§ **Work instruction**: Which of the lines below hold the word "with"? Pull each of them out.

────────────────────────────────────────

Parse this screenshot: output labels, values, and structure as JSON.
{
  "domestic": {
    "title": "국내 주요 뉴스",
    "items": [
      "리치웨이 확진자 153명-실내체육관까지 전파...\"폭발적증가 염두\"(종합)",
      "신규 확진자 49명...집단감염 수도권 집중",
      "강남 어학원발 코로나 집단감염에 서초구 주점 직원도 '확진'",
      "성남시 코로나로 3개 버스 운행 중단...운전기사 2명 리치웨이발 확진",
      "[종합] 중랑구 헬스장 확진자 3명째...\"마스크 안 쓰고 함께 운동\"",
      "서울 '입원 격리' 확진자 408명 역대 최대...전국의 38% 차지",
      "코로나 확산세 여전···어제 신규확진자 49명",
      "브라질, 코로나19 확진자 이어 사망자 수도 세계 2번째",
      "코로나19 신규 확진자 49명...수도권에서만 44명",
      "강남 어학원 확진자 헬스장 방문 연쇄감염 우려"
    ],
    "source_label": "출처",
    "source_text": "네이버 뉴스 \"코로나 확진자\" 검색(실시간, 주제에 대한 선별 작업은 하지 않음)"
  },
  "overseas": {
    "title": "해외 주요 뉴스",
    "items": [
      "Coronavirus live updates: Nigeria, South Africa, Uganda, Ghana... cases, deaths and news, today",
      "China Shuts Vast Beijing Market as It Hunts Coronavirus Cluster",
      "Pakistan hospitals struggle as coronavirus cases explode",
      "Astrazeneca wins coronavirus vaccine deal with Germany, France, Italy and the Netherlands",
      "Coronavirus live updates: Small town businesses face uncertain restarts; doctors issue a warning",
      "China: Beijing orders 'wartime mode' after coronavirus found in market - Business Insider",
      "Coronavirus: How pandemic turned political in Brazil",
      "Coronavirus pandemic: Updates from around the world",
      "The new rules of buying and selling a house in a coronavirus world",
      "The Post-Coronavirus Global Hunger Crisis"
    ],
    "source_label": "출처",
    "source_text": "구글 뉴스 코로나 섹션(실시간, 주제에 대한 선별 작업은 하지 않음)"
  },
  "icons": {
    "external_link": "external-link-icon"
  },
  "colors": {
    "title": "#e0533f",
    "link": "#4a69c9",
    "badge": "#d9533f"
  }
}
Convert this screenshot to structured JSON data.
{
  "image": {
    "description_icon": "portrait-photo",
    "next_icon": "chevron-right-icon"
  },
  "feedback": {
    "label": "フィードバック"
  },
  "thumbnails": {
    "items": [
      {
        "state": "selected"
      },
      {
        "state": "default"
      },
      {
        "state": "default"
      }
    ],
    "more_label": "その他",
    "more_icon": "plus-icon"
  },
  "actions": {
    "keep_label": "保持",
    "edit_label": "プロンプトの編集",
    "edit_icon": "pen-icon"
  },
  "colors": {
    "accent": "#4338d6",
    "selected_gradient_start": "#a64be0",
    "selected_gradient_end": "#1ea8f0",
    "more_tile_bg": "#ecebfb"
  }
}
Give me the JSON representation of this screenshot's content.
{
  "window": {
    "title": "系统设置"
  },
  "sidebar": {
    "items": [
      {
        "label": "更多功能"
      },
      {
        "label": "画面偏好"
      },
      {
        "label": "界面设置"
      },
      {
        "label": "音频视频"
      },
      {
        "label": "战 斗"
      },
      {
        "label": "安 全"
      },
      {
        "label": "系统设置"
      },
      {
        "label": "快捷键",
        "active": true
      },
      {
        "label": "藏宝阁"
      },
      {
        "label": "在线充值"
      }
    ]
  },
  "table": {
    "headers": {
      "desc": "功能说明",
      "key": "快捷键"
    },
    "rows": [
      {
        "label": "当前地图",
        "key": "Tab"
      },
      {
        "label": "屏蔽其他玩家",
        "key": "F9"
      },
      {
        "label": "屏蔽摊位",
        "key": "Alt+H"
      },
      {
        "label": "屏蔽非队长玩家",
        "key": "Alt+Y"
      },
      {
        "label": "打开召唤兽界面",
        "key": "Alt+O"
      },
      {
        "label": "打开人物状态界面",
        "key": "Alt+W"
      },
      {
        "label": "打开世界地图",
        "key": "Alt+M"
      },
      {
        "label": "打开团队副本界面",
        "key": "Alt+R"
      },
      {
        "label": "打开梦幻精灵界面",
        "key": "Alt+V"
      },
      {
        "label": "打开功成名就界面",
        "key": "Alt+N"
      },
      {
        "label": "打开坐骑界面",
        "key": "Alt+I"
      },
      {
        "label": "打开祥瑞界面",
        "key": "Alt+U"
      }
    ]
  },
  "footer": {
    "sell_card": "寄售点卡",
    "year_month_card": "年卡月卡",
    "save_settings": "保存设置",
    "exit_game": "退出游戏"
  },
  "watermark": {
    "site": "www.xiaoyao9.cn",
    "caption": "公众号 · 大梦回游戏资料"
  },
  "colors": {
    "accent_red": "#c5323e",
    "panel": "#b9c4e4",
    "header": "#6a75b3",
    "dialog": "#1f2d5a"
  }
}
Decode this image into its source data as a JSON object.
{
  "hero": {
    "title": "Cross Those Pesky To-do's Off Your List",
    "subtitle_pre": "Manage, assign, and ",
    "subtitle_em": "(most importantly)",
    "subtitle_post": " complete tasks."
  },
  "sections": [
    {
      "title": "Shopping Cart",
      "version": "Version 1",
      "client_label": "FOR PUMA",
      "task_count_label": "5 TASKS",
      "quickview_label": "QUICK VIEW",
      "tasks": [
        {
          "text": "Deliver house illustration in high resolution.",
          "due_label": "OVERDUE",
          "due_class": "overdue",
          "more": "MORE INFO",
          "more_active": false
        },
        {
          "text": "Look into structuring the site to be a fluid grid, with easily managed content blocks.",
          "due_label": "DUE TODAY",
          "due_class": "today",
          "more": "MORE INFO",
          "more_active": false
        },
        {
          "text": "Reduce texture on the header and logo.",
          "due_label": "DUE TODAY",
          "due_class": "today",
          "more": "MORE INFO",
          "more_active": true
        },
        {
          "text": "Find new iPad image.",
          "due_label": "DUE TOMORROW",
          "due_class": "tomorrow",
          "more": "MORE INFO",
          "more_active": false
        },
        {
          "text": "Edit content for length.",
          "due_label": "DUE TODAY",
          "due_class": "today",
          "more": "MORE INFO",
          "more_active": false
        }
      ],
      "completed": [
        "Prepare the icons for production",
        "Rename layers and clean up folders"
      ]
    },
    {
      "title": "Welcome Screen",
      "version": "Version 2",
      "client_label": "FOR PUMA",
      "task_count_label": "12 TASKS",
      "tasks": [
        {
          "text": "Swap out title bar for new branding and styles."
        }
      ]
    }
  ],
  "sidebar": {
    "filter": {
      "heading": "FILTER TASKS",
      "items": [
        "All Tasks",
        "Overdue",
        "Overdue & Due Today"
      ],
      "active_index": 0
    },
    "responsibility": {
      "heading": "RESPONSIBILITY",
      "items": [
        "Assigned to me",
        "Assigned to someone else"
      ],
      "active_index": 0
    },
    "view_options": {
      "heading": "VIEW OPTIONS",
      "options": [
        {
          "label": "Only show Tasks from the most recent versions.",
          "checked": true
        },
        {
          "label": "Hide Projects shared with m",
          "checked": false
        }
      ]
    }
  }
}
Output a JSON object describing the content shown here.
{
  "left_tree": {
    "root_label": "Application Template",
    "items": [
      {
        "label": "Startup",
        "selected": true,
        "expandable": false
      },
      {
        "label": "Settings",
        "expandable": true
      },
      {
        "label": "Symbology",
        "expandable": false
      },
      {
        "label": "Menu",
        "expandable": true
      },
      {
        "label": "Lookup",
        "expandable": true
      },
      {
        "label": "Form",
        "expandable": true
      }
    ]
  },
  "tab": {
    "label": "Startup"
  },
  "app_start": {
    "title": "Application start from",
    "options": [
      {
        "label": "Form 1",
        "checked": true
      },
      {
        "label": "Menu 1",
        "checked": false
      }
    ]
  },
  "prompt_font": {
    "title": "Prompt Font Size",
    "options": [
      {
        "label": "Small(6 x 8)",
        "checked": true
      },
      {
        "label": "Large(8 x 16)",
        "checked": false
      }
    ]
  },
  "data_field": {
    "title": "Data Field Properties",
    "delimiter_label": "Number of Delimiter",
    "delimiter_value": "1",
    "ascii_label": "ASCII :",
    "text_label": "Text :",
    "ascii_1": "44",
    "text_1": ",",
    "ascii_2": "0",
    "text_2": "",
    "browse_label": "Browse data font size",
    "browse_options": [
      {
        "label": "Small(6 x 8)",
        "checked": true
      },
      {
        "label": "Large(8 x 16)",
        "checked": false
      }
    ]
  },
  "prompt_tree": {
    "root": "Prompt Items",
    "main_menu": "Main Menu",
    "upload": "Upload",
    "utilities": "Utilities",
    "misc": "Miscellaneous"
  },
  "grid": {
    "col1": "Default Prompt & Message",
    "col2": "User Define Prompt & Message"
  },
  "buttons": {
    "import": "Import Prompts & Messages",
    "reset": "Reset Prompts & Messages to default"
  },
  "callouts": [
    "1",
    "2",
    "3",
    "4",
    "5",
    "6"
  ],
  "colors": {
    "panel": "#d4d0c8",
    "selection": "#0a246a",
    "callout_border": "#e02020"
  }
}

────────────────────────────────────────

§ **Solution for this exercise**:
      "Astrazeneca wins coronavirus vaccine deal with Germany, France, Italy and the Netherlands",
          "text": "Look into structuring the site to be a fluid grid, with easily managed content blocks.",
          "label": "Hide Projects shared with m",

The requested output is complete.